▶ _What you have to do_
Print the full listing once more, exactly as given.

%%

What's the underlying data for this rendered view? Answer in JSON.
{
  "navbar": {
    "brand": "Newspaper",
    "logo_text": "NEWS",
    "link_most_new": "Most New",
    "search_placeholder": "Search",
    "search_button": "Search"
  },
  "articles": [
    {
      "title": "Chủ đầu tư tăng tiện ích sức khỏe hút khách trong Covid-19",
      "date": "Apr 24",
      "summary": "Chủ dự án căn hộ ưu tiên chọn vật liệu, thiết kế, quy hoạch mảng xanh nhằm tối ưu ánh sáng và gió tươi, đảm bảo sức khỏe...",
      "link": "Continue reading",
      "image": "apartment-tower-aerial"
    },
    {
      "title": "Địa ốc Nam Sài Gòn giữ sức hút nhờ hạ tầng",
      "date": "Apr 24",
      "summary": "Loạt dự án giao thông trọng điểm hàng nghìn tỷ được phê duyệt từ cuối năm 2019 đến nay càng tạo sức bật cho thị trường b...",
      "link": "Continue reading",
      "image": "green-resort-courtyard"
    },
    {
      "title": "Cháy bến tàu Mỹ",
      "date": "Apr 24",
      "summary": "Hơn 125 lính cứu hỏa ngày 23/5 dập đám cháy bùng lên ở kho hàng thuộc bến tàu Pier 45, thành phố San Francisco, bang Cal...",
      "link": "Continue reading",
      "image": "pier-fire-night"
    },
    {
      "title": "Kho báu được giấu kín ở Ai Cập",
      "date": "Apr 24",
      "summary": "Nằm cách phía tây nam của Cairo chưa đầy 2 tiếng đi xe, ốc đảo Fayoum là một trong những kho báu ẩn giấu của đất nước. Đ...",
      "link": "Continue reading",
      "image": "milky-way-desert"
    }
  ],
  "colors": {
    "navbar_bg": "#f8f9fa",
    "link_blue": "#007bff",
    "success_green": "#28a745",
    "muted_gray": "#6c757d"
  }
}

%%

▶ _Written response_
What's the underlying data for this rendered view? Answer in JSON.
{
  "navbar": {
    "brand": "Newspaper",
    "logo_text": "NEWS",
    "link_most_new": "Most New",
    "search_placeholder": "Search",
    "search_button": "Search"
  },
  "articles": [
    {
      "title": "Chủ đầu tư tăng tiện ích sức khỏe hút khách trong Covid-19",
      "date": "Apr 24",
      "summary": "Chủ dự án căn hộ ưu tiên chọn vật liệu, thiết kế, quy hoạch mảng xanh nhằm tối ưu ánh sáng và gió tươi, đảm bảo sức khỏe...",
      "link": "Continue reading",
      "image": "apartment-tower-aerial"
    },
    {
      "title": "Địa ốc Nam Sài Gòn giữ sức hút nhờ hạ tầng",
      "date": "Apr 24",
      "summary": "Loạt dự án giao thông trọng điểm hàng nghìn tỷ được phê duyệt từ cuối năm 2019 đến nay càng tạo sức bật cho thị trường b...",
      "link": "Continue reading",
      "image": "green-resort-courtyard"
    },
    {
      "title": "Cháy bến tàu Mỹ",
      "date": "Apr 24",
      "summary": "Hơn 125 lính cứu hỏa ngày 23/5 dập đám cháy bùng lên ở kho hàng thuộc bến tàu Pier 45, thành phố San Francisco, bang Cal...",
      "link": "Continue reading",
      "image": "pier-fire-night"
    },
    {
      "title": "Kho báu được giấu kín ở Ai Cập",
      "date": "Apr 24",
      "summary": "Nằm cách phía tây nam của Cairo chưa đầy 2 tiếng đi xe, ốc đảo Fayoum là một trong những kho báu ẩn giấu của đất nước. Đ...",
      "link": "Continue reading",
      "image": "milky-way-desert"
    }
  ],
  "colors": {
    "navbar_bg": "#f8f9fa",
    "link_blue": "#007bff",
    "success_green": "#28a745",
    "muted_gray": "#6c757d"
  }
}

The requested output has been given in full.